'The sun is shining through the bars of my window on what must be a glorious summer day. I've been incarcerated in a cell five paces by three for twelve and a half hours, and will not be let out again until midday; eighteen and a half hours of solitary confinement. There is a child of seventeen in the cell below me who has been charged with shoplifting - his first offence, not even convicted - and he is being locked up for eighteen and a half hours, unable to speak to anyone. This is Great Britain in the twenty-first century, not Turkey, not Nigeria, not Kosovo, but Britain.' On Thursday 19 July 2001, after a perjury trial lasting seven weeks, Jeffrey Archer was sentenced to four years in jail. He was to spend the first twenty-two days and fourteen hours in HMP Belmarsh, a double A-Category high-security prison in South London, which houses some of Britain's most violent criminals. Hell, the first volume in Archer's The Prison Diaries, is the author's daily record of the time he spent there.

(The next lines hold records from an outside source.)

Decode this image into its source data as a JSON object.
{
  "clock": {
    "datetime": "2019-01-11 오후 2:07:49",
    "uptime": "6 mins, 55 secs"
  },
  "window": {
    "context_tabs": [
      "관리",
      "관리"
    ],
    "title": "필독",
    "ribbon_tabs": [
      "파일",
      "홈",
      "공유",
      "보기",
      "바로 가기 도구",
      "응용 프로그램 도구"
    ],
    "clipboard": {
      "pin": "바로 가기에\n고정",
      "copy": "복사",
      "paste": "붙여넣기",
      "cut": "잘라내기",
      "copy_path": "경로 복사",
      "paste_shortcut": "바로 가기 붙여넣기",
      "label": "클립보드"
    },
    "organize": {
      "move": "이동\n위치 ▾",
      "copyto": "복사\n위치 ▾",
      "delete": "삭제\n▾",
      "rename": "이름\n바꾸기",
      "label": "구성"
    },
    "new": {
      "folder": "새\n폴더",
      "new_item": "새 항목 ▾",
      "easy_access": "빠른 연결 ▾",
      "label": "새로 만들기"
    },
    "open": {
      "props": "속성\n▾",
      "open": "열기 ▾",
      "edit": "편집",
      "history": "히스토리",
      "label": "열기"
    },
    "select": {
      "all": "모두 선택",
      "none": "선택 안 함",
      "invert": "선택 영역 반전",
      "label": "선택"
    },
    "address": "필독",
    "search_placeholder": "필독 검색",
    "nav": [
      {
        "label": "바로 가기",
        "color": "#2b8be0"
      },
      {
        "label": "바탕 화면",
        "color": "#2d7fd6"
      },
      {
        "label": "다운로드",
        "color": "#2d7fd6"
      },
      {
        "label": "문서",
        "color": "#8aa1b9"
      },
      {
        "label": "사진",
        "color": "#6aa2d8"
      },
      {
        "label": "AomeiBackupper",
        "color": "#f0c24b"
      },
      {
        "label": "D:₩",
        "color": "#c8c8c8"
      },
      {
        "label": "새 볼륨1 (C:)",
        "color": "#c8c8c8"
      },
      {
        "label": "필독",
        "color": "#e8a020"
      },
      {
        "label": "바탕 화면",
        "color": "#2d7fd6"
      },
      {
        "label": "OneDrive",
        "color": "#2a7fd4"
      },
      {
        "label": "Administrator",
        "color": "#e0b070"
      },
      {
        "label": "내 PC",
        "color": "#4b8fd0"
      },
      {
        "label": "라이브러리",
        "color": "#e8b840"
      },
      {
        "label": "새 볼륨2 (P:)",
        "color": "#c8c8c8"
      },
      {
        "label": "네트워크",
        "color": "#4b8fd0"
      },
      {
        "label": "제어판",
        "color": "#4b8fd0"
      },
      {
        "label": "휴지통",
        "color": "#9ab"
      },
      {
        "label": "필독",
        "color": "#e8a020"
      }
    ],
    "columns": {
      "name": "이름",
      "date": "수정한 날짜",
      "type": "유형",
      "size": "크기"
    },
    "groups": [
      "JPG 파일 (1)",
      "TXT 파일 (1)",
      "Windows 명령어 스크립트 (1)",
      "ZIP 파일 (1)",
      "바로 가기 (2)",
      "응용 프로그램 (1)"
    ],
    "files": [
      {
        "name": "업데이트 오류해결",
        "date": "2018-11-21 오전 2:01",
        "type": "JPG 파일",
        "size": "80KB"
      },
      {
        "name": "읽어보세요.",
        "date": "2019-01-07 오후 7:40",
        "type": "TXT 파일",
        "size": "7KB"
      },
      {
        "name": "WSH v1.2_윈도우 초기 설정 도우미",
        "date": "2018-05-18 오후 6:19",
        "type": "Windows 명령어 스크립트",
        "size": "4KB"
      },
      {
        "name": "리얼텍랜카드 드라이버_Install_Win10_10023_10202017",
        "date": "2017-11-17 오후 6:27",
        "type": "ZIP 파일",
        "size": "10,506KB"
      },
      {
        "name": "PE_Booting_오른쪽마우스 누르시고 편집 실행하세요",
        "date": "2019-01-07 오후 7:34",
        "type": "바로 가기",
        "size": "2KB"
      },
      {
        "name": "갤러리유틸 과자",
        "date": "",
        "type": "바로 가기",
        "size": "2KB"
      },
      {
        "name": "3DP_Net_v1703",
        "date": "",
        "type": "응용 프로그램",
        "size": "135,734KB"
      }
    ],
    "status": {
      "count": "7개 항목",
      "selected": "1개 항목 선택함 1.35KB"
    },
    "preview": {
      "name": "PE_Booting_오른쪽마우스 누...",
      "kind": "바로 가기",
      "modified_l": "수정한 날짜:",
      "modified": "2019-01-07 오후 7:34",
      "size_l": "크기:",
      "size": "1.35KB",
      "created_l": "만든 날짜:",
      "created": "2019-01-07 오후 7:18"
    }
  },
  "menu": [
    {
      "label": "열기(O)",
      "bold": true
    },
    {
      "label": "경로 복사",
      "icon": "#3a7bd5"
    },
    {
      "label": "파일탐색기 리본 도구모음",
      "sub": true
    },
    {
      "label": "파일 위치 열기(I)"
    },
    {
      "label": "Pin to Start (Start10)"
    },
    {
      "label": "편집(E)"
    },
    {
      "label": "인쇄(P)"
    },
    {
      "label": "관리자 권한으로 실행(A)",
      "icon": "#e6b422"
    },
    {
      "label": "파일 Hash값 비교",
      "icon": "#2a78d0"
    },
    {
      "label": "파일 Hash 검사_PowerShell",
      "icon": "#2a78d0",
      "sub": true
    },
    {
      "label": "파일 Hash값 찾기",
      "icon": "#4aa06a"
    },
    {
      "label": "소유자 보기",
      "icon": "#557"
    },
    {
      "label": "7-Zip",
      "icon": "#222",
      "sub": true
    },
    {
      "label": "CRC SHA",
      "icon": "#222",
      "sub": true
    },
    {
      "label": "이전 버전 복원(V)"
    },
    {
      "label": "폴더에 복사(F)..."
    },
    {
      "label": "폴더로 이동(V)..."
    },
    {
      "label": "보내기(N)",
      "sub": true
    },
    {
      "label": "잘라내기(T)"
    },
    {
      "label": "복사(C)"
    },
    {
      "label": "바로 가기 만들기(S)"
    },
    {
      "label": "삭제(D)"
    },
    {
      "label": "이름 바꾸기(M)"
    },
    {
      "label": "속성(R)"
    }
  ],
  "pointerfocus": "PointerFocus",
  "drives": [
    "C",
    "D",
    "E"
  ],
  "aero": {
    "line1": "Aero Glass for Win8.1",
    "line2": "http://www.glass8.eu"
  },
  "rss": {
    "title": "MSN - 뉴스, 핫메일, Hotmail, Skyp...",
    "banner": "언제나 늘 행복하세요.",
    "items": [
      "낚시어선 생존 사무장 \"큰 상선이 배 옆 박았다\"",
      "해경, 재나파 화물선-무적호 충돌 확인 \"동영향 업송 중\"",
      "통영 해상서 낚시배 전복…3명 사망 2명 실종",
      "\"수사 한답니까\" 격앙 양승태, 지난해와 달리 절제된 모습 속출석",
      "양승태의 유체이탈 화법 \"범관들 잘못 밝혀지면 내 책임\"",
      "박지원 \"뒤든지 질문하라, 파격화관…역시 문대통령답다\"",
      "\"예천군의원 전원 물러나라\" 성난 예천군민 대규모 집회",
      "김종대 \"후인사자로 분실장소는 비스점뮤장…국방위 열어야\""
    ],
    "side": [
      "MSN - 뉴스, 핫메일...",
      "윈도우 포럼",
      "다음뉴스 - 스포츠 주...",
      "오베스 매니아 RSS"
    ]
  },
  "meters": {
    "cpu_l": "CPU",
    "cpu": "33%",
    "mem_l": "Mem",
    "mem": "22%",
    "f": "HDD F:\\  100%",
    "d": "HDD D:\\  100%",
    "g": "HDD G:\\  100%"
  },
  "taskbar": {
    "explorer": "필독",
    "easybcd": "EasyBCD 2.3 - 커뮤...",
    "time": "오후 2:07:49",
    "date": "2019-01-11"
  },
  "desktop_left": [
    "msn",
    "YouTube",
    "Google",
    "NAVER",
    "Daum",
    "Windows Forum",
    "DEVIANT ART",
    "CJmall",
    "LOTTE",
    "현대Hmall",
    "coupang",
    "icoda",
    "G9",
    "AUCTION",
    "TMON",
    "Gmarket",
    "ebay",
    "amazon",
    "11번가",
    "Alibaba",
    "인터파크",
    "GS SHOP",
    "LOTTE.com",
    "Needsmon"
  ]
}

Heaven

A Prison Diary

Heaven

The author covers the period of his transfer from a medium-security prison to his eventual release on parole, discussing his time spent in the notorious Lincoln jail and his opinions about the necessity of prison reform.

A Prison Diary Omnibus

A Prison Diary Omnibus

Presents an important document which reveals the truth behind the UK's prison system through one man's personal story - a classic work of prison writing. On Thursday 19 July 2001, after a perjury trial lasting seven weeks, Jeffrey Archer was sentenced to four years in jail. He was to spend the first 22 days and 14 hours in HMP Belmarsh.

Purgatory – Wayland: A Prison Diary 2

Purgatory – Wayland: A Prison Diary 2

The No 1. Bestseller and storyteller continues his forceful account of life inside the British penal system. On Thursday 19 July 2001, after a perjury trial lasting seven weeks, Jeffrey Archer was sentenced to four years in jail. In this second installment of his diaries, Jeffrey Archer recounts the time he spent in Wayland Prison. Praise for Prison Diary One - Belmarsh: Hell ' The finest thing that Jeffrey Archer has ever written' - INDEPENDENT ON SUNDAY 'Compelling reportage ... Jeffrey Archer raises these diaries to the standards of a prison Pepys by being such an assiduous recorder of fellow inmates' secrets'- MAIL ON SUNDAY